Senate leadership is planning for the upper chamber to remain in session in October, where the agenda is expected to include taking up the fiscal year 2023 National Defense Authorization Act (NDAA).

“We will be meeting in October. There’s one week we can’t meet because of the Yom Kippur holiday. But we’ll be meeting in October,” Majority Leader Chuck Schumer (D-N.Y.) said during a press conference on Tuesday. “NDAA will be part of what we do.”

Senate Majority Leader Chuck Schumer (D-N.Y.)

While a recess was expected in the early part of October to allow Senators to leave Washington and campaign ahead of the midterm elections, the additional legislative time is now set to include taking up the next defense policy bill.

Sen. Jack Reed (D-R.I.), chair of the Senate Armed Services Committee (SASC), said recently he was “pushing hard” to get the NDAA on the floor before any recess ahead of November’s midterm elections (Defense Daily, Sept. 7). 

“I’m personally engaged with Leader Schumer. And I’ll try to get it to the floor before we recess for the [mid-term] elections,” Reed said during the Defense News Conference on Sept. 7. “I’d like to say it’s a certainty, but I cannot say that.”

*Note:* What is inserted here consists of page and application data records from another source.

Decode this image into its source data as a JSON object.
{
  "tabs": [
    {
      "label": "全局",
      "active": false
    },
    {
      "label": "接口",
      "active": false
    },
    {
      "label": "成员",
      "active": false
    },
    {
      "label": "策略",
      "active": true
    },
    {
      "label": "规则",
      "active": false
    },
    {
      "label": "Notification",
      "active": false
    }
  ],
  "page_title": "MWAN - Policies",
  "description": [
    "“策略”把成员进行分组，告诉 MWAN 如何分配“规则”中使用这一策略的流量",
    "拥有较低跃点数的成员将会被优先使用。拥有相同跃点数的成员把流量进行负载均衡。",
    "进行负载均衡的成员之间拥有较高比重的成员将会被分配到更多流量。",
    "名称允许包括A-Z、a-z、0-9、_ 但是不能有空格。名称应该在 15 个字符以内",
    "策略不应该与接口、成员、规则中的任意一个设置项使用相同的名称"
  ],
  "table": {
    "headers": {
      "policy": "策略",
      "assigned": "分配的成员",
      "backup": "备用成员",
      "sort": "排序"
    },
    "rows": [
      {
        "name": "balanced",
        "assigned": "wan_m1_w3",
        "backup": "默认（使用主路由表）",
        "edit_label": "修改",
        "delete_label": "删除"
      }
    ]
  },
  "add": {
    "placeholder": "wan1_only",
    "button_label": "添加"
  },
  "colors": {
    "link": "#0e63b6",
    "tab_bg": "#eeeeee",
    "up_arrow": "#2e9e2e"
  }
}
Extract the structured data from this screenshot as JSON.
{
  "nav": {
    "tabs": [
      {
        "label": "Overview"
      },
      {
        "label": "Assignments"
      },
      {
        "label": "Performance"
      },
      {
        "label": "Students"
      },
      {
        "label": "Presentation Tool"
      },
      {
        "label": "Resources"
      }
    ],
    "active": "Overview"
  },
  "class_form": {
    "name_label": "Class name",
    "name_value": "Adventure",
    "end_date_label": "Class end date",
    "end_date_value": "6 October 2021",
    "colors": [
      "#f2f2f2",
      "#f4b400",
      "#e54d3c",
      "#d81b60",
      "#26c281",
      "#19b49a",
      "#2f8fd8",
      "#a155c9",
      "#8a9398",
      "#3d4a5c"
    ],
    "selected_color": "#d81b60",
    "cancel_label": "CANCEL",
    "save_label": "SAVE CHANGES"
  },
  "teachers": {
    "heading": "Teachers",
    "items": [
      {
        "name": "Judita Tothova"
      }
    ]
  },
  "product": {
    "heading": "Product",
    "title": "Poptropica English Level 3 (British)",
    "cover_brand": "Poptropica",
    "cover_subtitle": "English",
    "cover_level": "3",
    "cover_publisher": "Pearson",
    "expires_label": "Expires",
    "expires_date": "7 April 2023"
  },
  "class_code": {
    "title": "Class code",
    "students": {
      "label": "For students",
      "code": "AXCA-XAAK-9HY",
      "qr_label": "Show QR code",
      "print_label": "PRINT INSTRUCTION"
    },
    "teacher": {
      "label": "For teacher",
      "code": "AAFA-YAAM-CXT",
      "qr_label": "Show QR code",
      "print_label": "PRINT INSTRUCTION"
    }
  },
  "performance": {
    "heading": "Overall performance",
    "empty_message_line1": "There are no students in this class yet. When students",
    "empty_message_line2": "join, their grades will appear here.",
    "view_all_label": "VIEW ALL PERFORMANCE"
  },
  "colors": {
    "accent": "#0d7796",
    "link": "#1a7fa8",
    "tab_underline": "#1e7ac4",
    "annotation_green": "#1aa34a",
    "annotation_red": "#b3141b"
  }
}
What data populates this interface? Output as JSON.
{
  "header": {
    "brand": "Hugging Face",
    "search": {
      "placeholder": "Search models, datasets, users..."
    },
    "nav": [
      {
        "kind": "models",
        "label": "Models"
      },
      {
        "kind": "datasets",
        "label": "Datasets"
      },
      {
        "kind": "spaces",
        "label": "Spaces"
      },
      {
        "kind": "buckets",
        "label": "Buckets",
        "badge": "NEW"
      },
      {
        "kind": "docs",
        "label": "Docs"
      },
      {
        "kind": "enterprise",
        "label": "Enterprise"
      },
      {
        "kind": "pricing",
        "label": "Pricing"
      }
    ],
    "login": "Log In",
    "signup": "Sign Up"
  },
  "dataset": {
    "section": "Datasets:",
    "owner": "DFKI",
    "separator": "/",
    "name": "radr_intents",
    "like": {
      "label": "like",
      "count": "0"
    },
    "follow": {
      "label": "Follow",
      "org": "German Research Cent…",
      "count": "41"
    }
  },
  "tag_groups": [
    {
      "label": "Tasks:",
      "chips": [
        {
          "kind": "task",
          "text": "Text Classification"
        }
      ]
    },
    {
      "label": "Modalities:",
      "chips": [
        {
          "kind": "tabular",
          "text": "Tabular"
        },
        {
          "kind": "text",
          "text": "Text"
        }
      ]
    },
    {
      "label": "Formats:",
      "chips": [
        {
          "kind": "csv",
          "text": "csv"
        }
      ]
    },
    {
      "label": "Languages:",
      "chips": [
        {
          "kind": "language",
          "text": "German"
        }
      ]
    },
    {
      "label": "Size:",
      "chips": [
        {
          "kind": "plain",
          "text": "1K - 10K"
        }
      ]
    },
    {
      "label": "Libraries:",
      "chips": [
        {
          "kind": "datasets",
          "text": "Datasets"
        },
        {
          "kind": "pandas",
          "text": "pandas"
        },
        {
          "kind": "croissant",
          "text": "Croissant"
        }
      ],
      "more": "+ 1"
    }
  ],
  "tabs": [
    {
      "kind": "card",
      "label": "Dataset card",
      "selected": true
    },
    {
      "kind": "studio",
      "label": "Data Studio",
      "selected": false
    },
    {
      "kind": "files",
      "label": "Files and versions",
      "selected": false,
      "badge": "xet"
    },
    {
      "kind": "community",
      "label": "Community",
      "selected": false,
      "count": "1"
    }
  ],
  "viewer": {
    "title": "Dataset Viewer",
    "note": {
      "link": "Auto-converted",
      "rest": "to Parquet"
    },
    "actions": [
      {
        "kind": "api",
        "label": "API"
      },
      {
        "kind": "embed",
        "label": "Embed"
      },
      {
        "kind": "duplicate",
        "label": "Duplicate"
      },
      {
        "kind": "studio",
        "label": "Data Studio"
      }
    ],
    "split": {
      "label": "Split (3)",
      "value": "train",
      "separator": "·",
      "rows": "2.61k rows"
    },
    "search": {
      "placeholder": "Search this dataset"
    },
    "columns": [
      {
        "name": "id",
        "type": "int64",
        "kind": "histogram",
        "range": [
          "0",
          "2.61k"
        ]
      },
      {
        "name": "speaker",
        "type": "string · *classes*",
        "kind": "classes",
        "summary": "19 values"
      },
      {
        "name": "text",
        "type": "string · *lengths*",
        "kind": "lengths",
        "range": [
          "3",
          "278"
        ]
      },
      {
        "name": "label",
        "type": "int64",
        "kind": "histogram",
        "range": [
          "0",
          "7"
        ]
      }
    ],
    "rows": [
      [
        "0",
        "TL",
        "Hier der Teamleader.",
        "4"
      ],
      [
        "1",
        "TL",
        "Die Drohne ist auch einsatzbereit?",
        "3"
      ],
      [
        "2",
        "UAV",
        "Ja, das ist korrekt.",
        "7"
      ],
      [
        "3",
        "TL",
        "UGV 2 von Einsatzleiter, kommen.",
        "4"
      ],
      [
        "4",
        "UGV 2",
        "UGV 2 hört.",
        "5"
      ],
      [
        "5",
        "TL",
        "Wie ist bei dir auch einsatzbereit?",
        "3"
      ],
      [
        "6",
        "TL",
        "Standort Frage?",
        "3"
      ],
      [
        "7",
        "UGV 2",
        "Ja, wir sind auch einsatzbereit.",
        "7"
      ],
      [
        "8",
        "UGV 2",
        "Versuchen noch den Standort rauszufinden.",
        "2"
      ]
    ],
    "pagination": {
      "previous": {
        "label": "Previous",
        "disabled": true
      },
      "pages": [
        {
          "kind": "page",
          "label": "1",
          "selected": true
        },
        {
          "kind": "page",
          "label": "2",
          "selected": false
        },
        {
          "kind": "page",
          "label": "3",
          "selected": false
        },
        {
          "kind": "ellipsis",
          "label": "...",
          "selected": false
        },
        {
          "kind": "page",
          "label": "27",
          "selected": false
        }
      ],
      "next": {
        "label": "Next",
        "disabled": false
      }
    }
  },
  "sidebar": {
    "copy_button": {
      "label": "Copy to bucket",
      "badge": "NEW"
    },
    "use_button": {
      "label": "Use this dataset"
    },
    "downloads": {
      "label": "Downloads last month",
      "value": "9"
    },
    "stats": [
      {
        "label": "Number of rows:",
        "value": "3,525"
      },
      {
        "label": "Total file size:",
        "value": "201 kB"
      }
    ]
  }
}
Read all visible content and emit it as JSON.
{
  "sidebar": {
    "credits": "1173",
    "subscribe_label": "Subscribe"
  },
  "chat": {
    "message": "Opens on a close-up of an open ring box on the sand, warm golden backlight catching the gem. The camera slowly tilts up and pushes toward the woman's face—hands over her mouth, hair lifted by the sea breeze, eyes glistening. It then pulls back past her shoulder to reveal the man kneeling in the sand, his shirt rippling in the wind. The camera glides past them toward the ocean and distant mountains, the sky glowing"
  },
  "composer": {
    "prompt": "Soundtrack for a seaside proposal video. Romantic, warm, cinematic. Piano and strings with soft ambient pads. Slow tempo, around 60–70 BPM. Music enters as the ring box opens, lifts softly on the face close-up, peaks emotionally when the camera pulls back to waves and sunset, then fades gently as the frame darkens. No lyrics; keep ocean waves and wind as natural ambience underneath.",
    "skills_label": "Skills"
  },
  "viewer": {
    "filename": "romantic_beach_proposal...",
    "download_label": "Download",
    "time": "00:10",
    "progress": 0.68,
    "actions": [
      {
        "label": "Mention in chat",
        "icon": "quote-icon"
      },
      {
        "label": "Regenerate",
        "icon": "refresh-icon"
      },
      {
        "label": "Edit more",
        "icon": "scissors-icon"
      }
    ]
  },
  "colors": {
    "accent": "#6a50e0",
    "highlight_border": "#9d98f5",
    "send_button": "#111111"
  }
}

SASC advanced its $847 billion version of the NDAA out of committee in mid-June, after adopting a $45 billion topline increase during its closed-door markup of the bill (Defense Daily, June 16). 

The SASC mark of the FY ‘23 NDAA authorizes funding for an seven more F-35As than requested, adds $292.6 million for an additional 22 Abrams tanks, includes $250 million for LPD-33 advanced procurement and supports continued development of the sea-launched nuclear cruise missile after the Navy sought to end the program.

SASC’s bill also authorizes procurement of eight Navy ships to include two Arleigh Burke-class destroyers, two Virginia-class submarines, one Constellation-class frigate, one San Antonio-class amphibious ship, one John Lewis-class oiler, and one Navajo-class towing, salvage and rescue ship.

The House in mid-July voted 329 to 101 to pass its nearly $840 billion version of the NDAA (Defense Daily, July 15). 

Both chambers will likely still have to meet in conference to settle differences for a final version of the defense policy legislation.